*EXERCISE BRIEF*
Below are some records. Copy every line in them that holds "Terrain".

[[ SOURCE MATERIAL open ]]

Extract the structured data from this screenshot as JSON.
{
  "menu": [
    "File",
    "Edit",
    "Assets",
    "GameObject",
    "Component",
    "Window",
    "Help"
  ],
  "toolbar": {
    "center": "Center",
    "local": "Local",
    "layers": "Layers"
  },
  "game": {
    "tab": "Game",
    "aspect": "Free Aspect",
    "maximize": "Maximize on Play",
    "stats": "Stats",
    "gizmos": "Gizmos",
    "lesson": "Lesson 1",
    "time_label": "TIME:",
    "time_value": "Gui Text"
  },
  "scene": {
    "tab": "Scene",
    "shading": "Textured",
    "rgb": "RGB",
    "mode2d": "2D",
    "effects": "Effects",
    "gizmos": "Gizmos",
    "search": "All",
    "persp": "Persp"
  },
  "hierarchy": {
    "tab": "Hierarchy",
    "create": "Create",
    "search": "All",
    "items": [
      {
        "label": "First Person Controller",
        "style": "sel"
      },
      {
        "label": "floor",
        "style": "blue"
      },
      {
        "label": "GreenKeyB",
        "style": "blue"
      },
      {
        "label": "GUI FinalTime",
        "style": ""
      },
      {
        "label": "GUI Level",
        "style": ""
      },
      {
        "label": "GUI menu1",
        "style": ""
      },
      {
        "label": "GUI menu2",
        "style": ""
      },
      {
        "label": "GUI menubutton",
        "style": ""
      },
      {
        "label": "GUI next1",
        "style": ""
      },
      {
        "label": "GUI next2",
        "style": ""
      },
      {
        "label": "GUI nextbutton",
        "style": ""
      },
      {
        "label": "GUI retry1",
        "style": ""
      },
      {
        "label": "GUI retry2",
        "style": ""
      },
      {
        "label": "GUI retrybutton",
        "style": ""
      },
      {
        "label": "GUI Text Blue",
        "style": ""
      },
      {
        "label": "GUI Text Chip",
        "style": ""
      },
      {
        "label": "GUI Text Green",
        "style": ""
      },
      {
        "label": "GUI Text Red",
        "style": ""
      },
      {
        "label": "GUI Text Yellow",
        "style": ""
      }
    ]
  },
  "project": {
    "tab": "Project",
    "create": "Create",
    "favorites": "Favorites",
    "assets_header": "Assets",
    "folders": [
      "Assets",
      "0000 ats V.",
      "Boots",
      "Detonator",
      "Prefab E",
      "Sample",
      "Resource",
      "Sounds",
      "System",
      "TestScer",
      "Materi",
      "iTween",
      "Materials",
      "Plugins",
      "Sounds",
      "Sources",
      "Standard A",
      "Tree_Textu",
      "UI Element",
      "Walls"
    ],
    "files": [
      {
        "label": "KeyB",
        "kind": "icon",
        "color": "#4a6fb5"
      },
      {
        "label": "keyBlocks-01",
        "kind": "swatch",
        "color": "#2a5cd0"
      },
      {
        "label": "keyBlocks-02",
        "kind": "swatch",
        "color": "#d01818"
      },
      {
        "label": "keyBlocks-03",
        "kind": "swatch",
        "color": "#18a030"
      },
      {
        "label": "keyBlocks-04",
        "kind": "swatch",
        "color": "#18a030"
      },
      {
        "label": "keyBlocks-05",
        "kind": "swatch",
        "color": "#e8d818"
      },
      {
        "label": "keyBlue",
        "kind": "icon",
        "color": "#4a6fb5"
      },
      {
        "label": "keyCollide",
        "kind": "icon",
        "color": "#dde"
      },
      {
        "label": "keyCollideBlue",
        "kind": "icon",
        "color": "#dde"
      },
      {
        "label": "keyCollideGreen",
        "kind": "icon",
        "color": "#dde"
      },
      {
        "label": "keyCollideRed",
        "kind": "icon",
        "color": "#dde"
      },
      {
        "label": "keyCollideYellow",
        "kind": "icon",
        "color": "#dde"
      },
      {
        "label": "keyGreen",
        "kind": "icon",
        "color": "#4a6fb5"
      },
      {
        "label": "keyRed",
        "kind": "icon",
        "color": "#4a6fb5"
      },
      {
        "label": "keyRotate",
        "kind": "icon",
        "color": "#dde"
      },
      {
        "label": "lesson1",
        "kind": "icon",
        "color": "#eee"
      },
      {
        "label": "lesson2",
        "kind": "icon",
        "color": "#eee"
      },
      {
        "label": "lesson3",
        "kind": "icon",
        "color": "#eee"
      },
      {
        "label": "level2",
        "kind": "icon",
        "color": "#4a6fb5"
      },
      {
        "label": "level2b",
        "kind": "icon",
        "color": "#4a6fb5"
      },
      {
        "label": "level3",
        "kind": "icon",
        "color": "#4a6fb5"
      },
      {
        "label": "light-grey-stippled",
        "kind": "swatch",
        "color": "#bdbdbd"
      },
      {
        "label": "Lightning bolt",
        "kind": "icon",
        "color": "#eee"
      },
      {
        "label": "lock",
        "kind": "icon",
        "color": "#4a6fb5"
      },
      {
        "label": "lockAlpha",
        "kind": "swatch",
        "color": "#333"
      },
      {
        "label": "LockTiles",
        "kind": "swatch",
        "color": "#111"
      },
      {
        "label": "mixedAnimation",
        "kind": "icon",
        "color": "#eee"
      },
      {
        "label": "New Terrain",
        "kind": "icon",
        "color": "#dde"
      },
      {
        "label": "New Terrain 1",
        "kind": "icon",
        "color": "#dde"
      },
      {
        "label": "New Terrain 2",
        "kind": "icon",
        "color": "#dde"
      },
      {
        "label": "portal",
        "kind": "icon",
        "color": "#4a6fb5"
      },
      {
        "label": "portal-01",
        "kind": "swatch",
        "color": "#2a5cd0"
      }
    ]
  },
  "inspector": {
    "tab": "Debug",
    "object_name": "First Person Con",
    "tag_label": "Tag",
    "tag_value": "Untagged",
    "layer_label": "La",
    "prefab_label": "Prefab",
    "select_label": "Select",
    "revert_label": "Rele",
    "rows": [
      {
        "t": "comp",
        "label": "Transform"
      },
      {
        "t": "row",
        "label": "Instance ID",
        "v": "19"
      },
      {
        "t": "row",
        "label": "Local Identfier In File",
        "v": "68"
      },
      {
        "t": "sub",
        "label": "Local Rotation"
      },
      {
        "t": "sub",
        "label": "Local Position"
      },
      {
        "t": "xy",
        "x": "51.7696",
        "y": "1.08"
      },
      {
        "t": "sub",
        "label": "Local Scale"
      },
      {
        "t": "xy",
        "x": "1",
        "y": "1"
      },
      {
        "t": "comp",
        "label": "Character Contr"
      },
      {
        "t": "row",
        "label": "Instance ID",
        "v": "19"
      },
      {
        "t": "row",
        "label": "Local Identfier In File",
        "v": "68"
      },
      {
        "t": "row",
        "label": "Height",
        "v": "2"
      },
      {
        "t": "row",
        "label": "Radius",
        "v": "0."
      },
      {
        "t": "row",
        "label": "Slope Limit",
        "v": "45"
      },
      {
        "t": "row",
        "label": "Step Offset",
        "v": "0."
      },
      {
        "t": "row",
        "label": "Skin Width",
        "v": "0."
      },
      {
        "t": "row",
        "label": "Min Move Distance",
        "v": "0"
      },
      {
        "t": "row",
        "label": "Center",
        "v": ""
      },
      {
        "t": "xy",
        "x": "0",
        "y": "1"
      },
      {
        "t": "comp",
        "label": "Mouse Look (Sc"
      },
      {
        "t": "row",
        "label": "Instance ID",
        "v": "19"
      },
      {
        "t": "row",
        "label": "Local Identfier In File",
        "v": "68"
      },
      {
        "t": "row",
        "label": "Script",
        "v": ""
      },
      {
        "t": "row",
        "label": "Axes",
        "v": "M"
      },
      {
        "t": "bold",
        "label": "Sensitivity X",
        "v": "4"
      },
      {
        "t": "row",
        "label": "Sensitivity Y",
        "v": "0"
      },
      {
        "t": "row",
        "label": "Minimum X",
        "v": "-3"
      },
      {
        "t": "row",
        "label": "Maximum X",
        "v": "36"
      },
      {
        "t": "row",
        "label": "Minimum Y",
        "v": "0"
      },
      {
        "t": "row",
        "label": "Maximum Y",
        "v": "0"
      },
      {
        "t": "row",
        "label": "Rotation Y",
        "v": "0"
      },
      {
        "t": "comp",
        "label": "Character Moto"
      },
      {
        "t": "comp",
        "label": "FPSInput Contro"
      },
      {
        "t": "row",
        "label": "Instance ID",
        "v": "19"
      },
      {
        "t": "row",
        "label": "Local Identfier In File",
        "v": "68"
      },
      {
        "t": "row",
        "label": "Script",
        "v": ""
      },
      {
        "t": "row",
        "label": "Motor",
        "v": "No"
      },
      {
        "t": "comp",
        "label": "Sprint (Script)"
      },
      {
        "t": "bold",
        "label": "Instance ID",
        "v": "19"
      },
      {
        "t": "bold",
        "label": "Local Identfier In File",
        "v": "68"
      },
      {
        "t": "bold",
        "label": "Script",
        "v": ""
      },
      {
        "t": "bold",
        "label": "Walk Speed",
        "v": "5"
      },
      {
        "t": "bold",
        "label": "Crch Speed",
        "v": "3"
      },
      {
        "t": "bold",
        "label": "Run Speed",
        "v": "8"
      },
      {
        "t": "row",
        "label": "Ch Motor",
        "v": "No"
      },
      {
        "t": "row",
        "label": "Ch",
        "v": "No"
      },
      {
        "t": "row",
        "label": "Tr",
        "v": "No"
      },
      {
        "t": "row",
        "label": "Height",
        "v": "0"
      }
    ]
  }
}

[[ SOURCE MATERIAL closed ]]

*YOUR RESPONSE*
        "label": "New Terrain",
        "label": "New Terrain 1",
        "label": "New Terrain 2",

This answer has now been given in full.